[App and web page records]

=== Begin Enclosure ===

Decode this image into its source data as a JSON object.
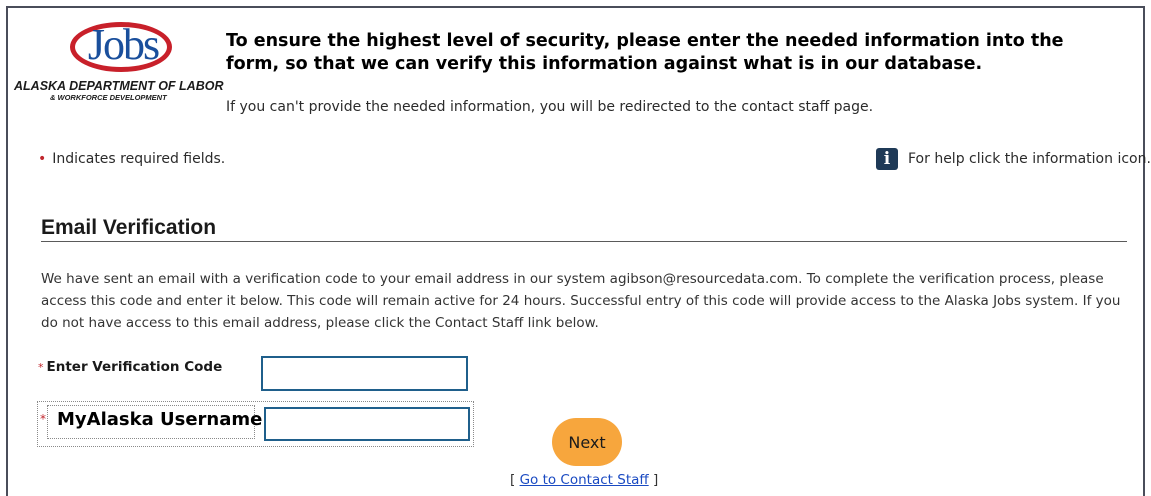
{
  "logo": {
    "wordmark": "Jobs",
    "org_line1": "ALASKA DEPARTMENT OF LABOR",
    "org_line2": "& WORKFORCE DEVELOPMENT"
  },
  "header": {
    "headline": "To ensure the highest level of security, please enter the needed information into the form, so that we can verify this information against what is in our database.",
    "subline": "If you can't provide the needed information, you will be redirected to the contact staff page."
  },
  "notes": {
    "required_marker": "•",
    "required_text": "Indicates required fields.",
    "help_icon": "info-icon",
    "help_text": "For help click the information icon."
  },
  "section": {
    "title": "Email Verification",
    "body": "We have sent an email with a verification code to your email address in our system agibson@resourcedata.com. To complete the verification process, please access this code and enter it below. This code will remain active for 24 hours. Successful entry of this code will provide access to the Alaska Jobs system. If you do not have access to this email address, please click the Contact Staff link below."
  },
  "form": {
    "required_star": "*",
    "code_label": "Enter Verification Code",
    "code_value": "",
    "username_label": "MyAlaska Username",
    "username_value": "",
    "next_label": "Next"
  },
  "footer": {
    "bracket_open": "[",
    "contact_link": "Go to Contact Staff",
    "bracket_close": "]"
  },
  "colors": {
    "frame": "#4a4d5a",
    "required": "#c0272d",
    "input_border": "#1f5f8b",
    "next_button": "#f7a63d",
    "link": "#1a4ac2",
    "logo_blue": "#1a4f9c",
    "logo_red": "#c8202a"
  }
}
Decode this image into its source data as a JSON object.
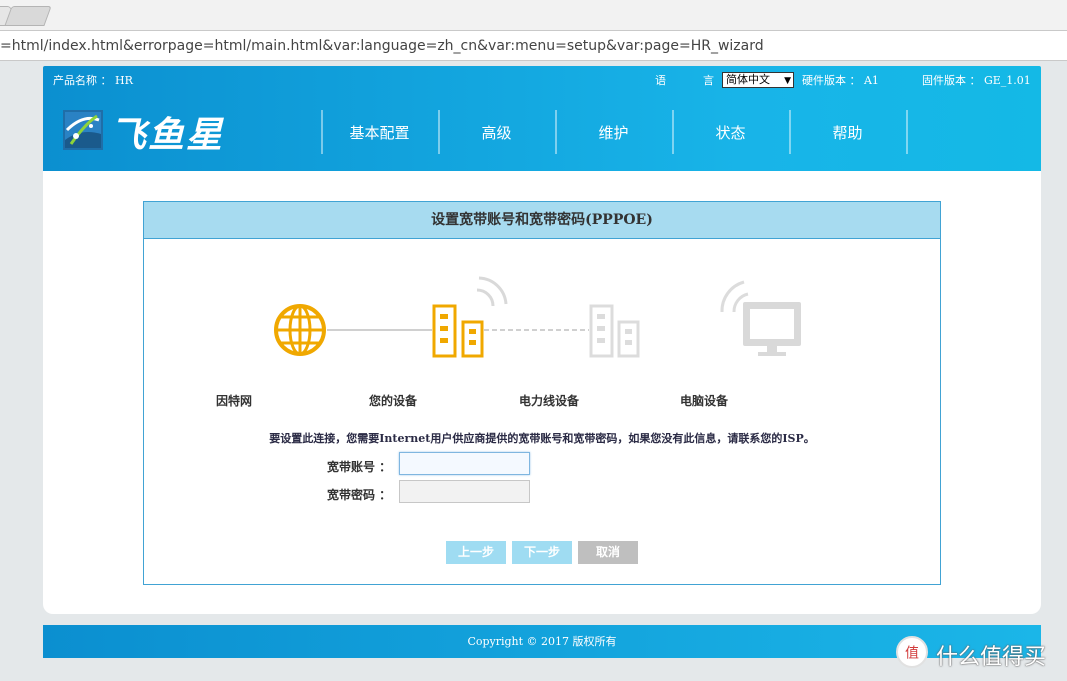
{
  "browser": {
    "url": "=html/index.html&errorpage=html/main.html&var:language=zh_cn&var:menu=setup&var:page=HR_wizard"
  },
  "header": {
    "product_name": "产品名称 ： HR",
    "language_label_1": "语",
    "language_label_2": "言",
    "language_value": "简体中文",
    "hardware_version": "硬件版本 ： A1",
    "firmware_version": "固件版本 ： GE_1.01",
    "logo_text": "飞鱼星",
    "nav": [
      "基本配置",
      "高级",
      "维护",
      "状态",
      "帮助"
    ]
  },
  "wizard": {
    "title": "设置宽带账号和宽带密码(PPPOE)",
    "steps": [
      "因特网",
      "您的设备",
      "电力线设备",
      "电脑设备"
    ],
    "info": "要设置此连接，您需要Internet用户供应商提供的宽带账号和宽带密码，如果您没有此信息，请联系您的ISP。",
    "account_label": "宽带账号 ：",
    "password_label": "宽带密码 ：",
    "account_value": "",
    "password_value": "",
    "prev_label": "上一步",
    "next_label": "下一步",
    "cancel_label": "取消"
  },
  "footer": {
    "copyright": "Copyright © 2017 版权所有"
  },
  "watermark": {
    "text": "什么值得买",
    "icon": "值"
  },
  "colors": {
    "header_blue": "#18b4e8",
    "active_step": "#f0a800",
    "inactive_step": "#d6d6d6",
    "title_bar": "#a7dbf0"
  }
}
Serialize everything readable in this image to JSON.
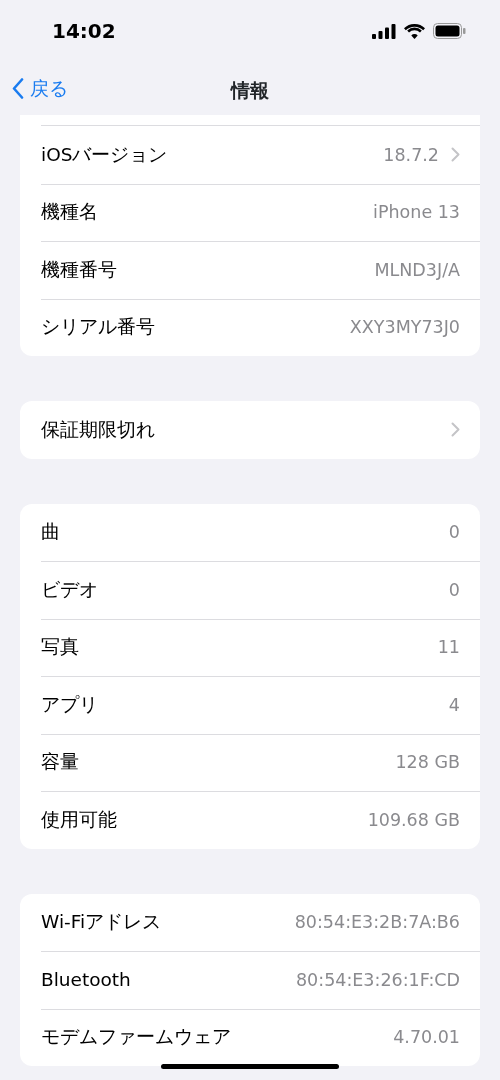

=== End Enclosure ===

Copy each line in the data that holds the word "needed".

### RESPONSE AREA
    "headline": "To ensure the highest level of security, please enter the needed information into the form, so that we can verify this information against what is in our database.",
    "subline": "If you can't provide the needed information, you will be redirected to the contact staff page."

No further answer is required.